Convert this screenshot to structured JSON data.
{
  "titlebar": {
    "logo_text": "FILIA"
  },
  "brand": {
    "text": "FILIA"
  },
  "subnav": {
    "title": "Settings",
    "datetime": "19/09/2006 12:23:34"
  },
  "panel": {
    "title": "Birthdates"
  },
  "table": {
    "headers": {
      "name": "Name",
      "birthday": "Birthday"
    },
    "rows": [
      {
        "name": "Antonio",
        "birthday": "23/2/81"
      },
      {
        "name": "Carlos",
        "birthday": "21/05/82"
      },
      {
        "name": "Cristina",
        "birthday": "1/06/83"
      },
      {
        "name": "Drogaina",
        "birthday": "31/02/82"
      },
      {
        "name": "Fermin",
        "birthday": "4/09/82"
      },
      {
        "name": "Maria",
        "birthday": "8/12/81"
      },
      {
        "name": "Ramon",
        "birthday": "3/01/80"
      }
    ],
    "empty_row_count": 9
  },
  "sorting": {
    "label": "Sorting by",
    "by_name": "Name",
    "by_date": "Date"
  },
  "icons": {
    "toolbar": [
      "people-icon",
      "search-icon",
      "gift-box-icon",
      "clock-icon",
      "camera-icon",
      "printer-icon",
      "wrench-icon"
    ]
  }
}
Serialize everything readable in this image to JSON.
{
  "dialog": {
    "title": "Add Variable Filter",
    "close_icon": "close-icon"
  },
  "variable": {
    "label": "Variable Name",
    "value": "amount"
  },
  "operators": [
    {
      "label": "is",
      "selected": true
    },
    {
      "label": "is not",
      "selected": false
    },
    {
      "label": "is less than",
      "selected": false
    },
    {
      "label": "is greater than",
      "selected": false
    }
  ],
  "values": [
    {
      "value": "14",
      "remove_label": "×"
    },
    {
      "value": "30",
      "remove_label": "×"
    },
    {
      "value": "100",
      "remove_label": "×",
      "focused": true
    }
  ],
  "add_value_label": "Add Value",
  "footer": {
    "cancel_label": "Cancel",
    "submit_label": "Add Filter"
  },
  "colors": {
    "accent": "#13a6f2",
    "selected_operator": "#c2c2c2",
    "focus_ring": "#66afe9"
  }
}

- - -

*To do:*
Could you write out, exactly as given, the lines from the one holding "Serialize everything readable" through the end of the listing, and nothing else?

*Response box:*
Serialize everything readable in this image to JSON.
{
  "dialog": {
    "title": "Add Variable Filter",
    "close_icon": "close-icon"
  },
  "variable": {
    "label": "Variable Name",
    "value": "amount"
  },
  "operators": [
    {
      "label": "is",
      "selected": true
    },
    {
      "label": "is not",
      "selected": false
    },
    {
      "label": "is less than",
      "selected": false
    },
    {
      "label": "is greater than",
      "selected": false
    }
  ],
  "values": [
    {
      "value": "14",
      "remove_label": "×"
    },
    {
      "value": "30",
      "remove_label": "×"
    },
    {
      "value": "100",
      "remove_label": "×",
      "focused": true
    }
  ],
  "add_value_label": "Add Value",
  "footer": {
    "cancel_label": "Cancel",
    "submit_label": "Add Filter"
  },
  "colors": {
    "accent": "#13a6f2",
    "selected_operator": "#c2c2c2",
    "focus_ring": "#66afe9"
  }
}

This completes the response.